Exercise inputs ▸
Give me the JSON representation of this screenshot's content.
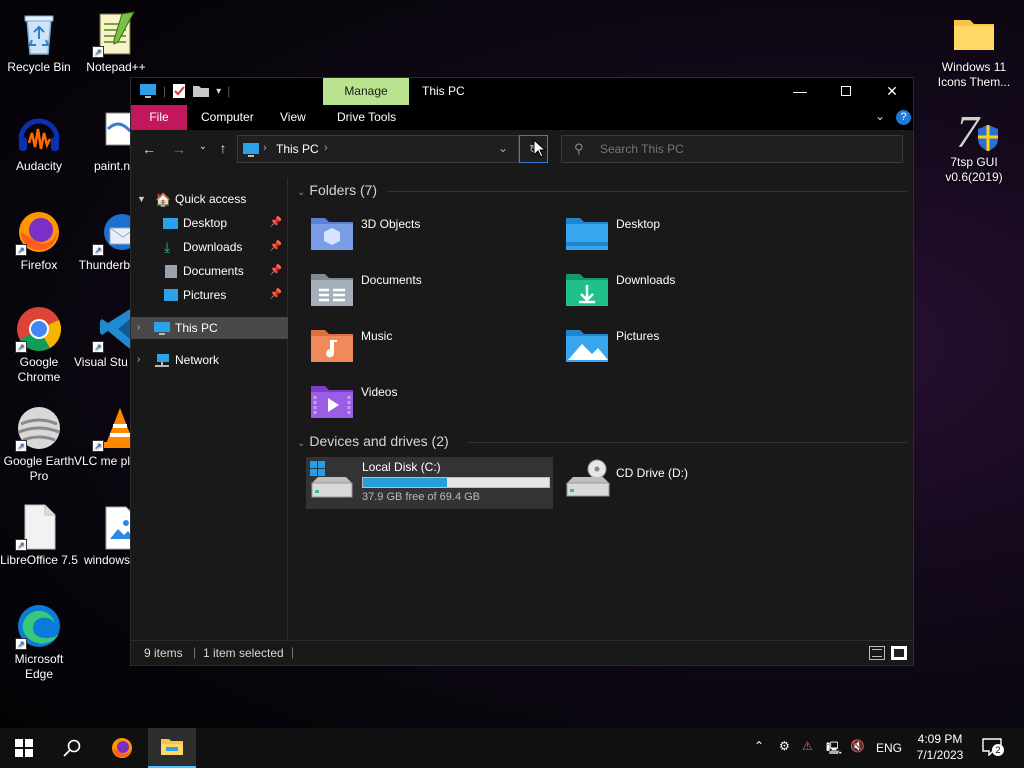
{
  "desktop": {
    "left_column": [
      {
        "label": "Recycle Bin",
        "icon": "recycle-bin-icon"
      },
      {
        "label": "Audacity",
        "icon": "audacity-icon"
      },
      {
        "label": "Firefox",
        "icon": "firefox-icon"
      },
      {
        "label": "Google Chrome",
        "icon": "chrome-icon"
      },
      {
        "label": "Google Earth Pro",
        "icon": "google-earth-icon"
      },
      {
        "label": "LibreOffice 7.5",
        "icon": "libreoffice-icon"
      },
      {
        "label": "Microsoft Edge",
        "icon": "edge-icon"
      }
    ],
    "second_column": [
      {
        "label": "Notepad++",
        "icon": "notepadpp-icon"
      },
      {
        "label": "paint.n",
        "icon": "paintnet-icon"
      },
      {
        "label": "Thunderb",
        "icon": "thunderbird-icon"
      },
      {
        "label": "Visual Stu Code",
        "icon": "vscode-icon"
      },
      {
        "label": "VLC me player",
        "icon": "vlc-icon"
      },
      {
        "label": "windows",
        "icon": "image-file-icon"
      }
    ],
    "right_column": [
      {
        "label": "Windows 11 Icons Them...",
        "icon": "folder-icon"
      },
      {
        "label": "7tsp GUI v0.6(2019)",
        "icon": "7tsp-icon"
      }
    ]
  },
  "window": {
    "title": "This PC",
    "manage_tab": "Manage",
    "ribbon_tabs": [
      "File",
      "Computer",
      "View",
      "Drive Tools"
    ],
    "address": {
      "location": "This PC"
    },
    "search": {
      "placeholder": "Search This PC"
    },
    "nav": {
      "quick_access": "Quick access",
      "quick_items": [
        "Desktop",
        "Downloads",
        "Documents",
        "Pictures"
      ],
      "this_pc": "This PC",
      "network": "Network"
    },
    "folders_header": "Folders (7)",
    "folders": [
      "3D Objects",
      "Desktop",
      "Documents",
      "Downloads",
      "Music",
      "Pictures",
      "Videos"
    ],
    "devices_header": "Devices and drives (2)",
    "drives": [
      {
        "name": "Local Disk (C:)",
        "free_text": "37.9 GB free of 69.4 GB",
        "used_fraction": 0.454
      },
      {
        "name": "CD Drive (D:)"
      }
    ],
    "status": {
      "items": "9 items",
      "selected": "1 item selected"
    }
  },
  "taskbar": {
    "language": "ENG",
    "time": "4:09 PM",
    "date": "7/1/2023",
    "notifications": "2"
  },
  "colors": {
    "accent_file_tab": "#c2185b",
    "manage_tab": "#b9e38f",
    "drive_bar": "#26a0da",
    "selection": "#484848"
  }
}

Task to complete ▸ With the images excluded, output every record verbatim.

Exercise response ▸
Give me the JSON representation of this screenshot's content.
{
  "desktop": {
    "left_column": [
      {
        "label": "Recycle Bin",
        "icon": "recycle-bin-icon"
      },
      {
        "label": "Audacity",
        "icon": "audacity-icon"
      },
      {
        "label": "Firefox",
        "icon": "firefox-icon"
      },
      {
        "label": "Google Chrome",
        "icon": "chrome-icon"
      },
      {
        "label": "Google Earth Pro",
        "icon": "google-earth-icon"
      },
      {
        "label": "LibreOffice 7.5",
        "icon": "libreoffice-icon"
      },
      {
        "label": "Microsoft Edge",
        "icon": "edge-icon"
      }
    ],
    "second_column": [
      {
        "label": "Notepad++",
        "icon": "notepadpp-icon"
      },
      {
        "label": "paint.n",
        "icon": "paintnet-icon"
      },
      {
        "label": "Thunderb",
        "icon": "thunderbird-icon"
      },
      {
        "label": "Visual Stu Code",
        "icon": "vscode-icon"
      },
      {
        "label": "VLC me player",
        "icon": "vlc-icon"
      },
      {
        "label": "windows",
        "icon": "image-file-icon"
      }
    ],
    "right_column": [
      {
        "label": "Windows 11 Icons Them...",
        "icon": "folder-icon"
      },
      {
        "label": "7tsp GUI v0.6(2019)",
        "icon": "7tsp-icon"
      }
    ]
  },
  "window": {
    "title": "This PC",
    "manage_tab": "Manage",
    "ribbon_tabs": [
      "File",
      "Computer",
      "View",
      "Drive Tools"
    ],
    "address": {
      "location": "This PC"
    },
    "search": {
      "placeholder": "Search This PC"
    },
    "nav": {
      "quick_access": "Quick access",
      "quick_items": [
        "Desktop",
        "Downloads",
        "Documents",
        "Pictures"
      ],
      "this_pc": "This PC",
      "network": "Network"
    },
    "folders_header": "Folders (7)",
    "folders": [
      "3D Objects",
      "Desktop",
      "Documents",
      "Downloads",
      "Music",
      "Pictures",
      "Videos"
    ],
    "devices_header": "Devices and drives (2)",
    "drives": [
      {
        "name": "Local Disk (C:)",
        "free_text": "37.9 GB free of 69.4 GB",
        "used_fraction": 0.454
      },
      {
        "name": "CD Drive (D:)"
      }
    ],
    "status": {
      "items": "9 items",
      "selected": "1 item selected"
    }
  },
  "taskbar": {
    "language": "ENG",
    "time": "4:09 PM",
    "date": "7/1/2023",
    "notifications": "2"
  },
  "colors": {
    "accent_file_tab": "#c2185b",
    "manage_tab": "#b9e38f",
    "drive_bar": "#26a0da",
    "selection": "#484848"
  }
}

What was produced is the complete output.